Volunteering at Henry’s Home is therapy for Traci Stahl. She is a Navy veteran and caregiver for her son, Trent, who suffered from a catastrophic brain injury. "Being a caregiver is exhausting,” she says. “Some people get pedicures; some people get retail therapy. I get horse therapy.” Spending time with Fred, a former dressage horse, restores her.
Vietnam veteran Ricardo Ramos helps care for the horses. “You have a built-in community in the military,” Ricardo says, “it’s hard to readjust to civilian life.” Henry’s Home eases the transition and Ricardo and the Marine Corps League he belongs to lend support.
Community and corporate sponsors help with projects. But fundraising is an ongoing concern that Board Member Cindy Laufer tackles, including the November 12th Veterans Day Fundraiser.
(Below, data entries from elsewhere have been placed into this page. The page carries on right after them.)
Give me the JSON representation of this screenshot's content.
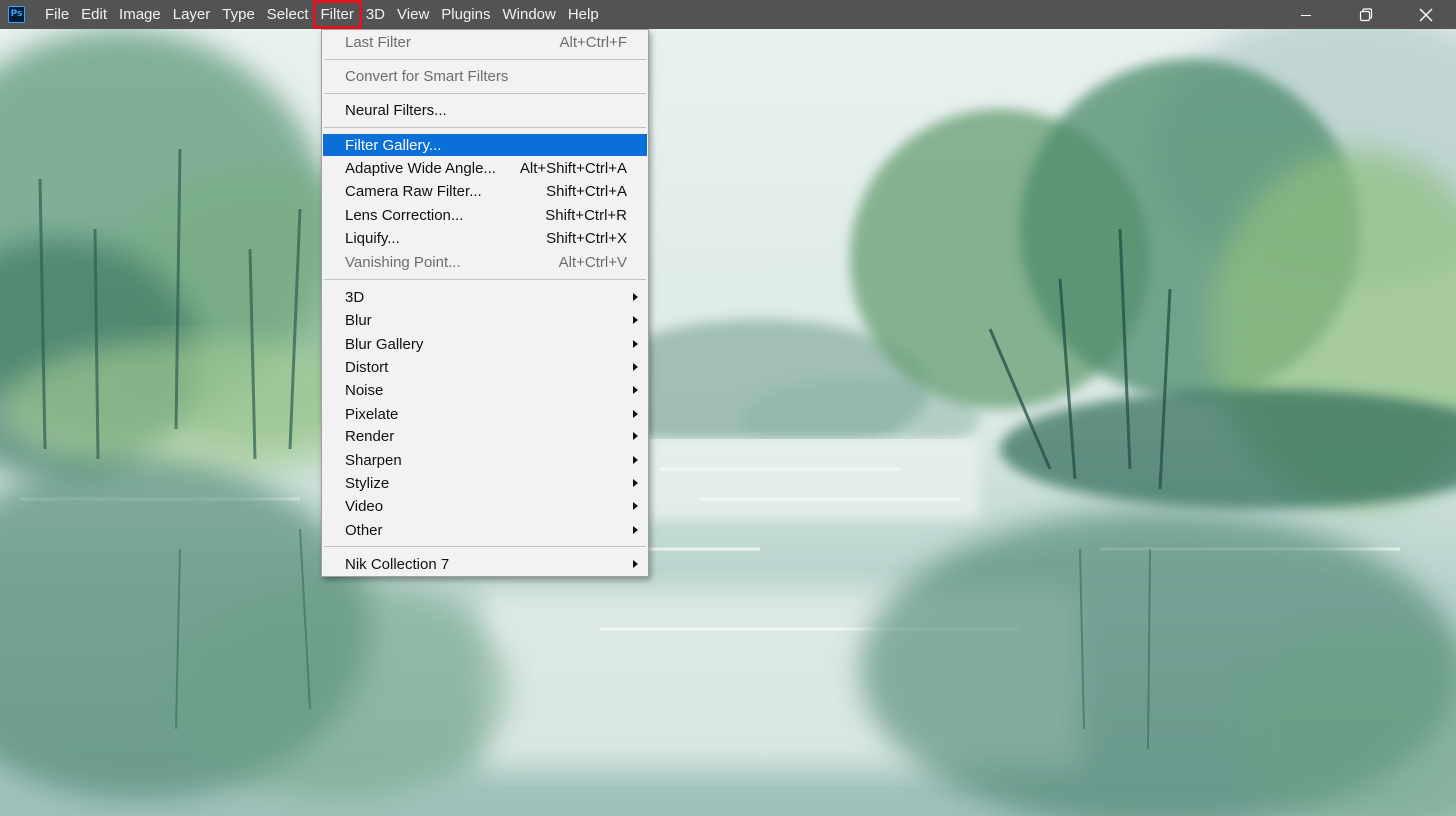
{
  "app": {
    "logo_text": "Ps",
    "logo_color": "#31a8ff"
  },
  "menubar": {
    "items": [
      "File",
      "Edit",
      "Image",
      "Layer",
      "Type",
      "Select",
      "Filter",
      "3D",
      "View",
      "Plugins",
      "Window",
      "Help"
    ],
    "highlighted": "Filter",
    "highlight_color": "#e0141e",
    "background": "#535353"
  },
  "window_controls": [
    "minimize-icon",
    "restore-icon",
    "close-icon"
  ],
  "filter_menu": {
    "selected_color": "#0a6fd8",
    "items": [
      {
        "label": "Last Filter",
        "shortcut": "Alt+Ctrl+F",
        "disabled": true
      },
      {
        "label": "Convert for Smart Filters",
        "disabled": true
      },
      {
        "label": "Neural Filters..."
      },
      {
        "label": "Filter Gallery...",
        "selected": true
      },
      {
        "label": "Adaptive Wide Angle...",
        "shortcut": "Alt+Shift+Ctrl+A"
      },
      {
        "label": "Camera Raw Filter...",
        "shortcut": "Shift+Ctrl+A"
      },
      {
        "label": "Lens Correction...",
        "shortcut": "Shift+Ctrl+R"
      },
      {
        "label": "Liquify...",
        "shortcut": "Shift+Ctrl+X"
      },
      {
        "label": "Vanishing Point...",
        "shortcut": "Alt+Ctrl+V",
        "disabled": true
      },
      {
        "label": "3D",
        "submenu": true
      },
      {
        "label": "Blur",
        "submenu": true
      },
      {
        "label": "Blur Gallery",
        "submenu": true
      },
      {
        "label": "Distort",
        "submenu": true
      },
      {
        "label": "Noise",
        "submenu": true
      },
      {
        "label": "Pixelate",
        "submenu": true
      },
      {
        "label": "Render",
        "submenu": true
      },
      {
        "label": "Sharpen",
        "submenu": true
      },
      {
        "label": "Stylize",
        "submenu": true
      },
      {
        "label": "Video",
        "submenu": true
      },
      {
        "label": "Other",
        "submenu": true
      },
      {
        "label": "Nik Collection 7",
        "submenu": true
      }
    ]
  },
  "canvas": {
    "subject": "watercolor-river-landscape",
    "colors": {
      "sky": "#e4eeec",
      "trees": "#4d8a6a",
      "water": "#c9ddd9",
      "dark": "#2f6457"
    }
  }
}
In 2021, 99.5 cents of every dollar raised directly supported the ranch, one of only about 200 facilities verified by the Global Federation of Animal Sanctuaries.
Each month, individual donors keep Henry’s Home running for those who desperately need it. Nationwide, 22 veterans commit suicide each day, often due to PTSD. “We see people that are struggling but want to stay in this life. Being here puts smiles on their faces,” Operations Director Vicki Huebler says. “It’s all about keeping the doors open and making sure we’re here for everybody who needs us,” Vicki says. Fortunately, “every time we turn around, somebody is stepping up.”
A menagerie of rescued animals steps up, too. Admiral and Avatar retired from the Houston Police Department, while Winston retired as a hunter/jumper who helped Special Olympians win gold medals. Some animals survived despite the odds. Mini Pearl, a mule, led constables on a 3-hour chase on 105, and Augustus McRae, a pig, somehow dodged traffic on Woodland Parkway.
No matter their past, their future is rosy — a forever home, meaningful “work,” and full benefits — plenty of food, pampering, and freedom to run. “Our horses are so special,” Vicki says. “They love us, and we love them right back. It’s a relationship that you can’t match anywhere else.”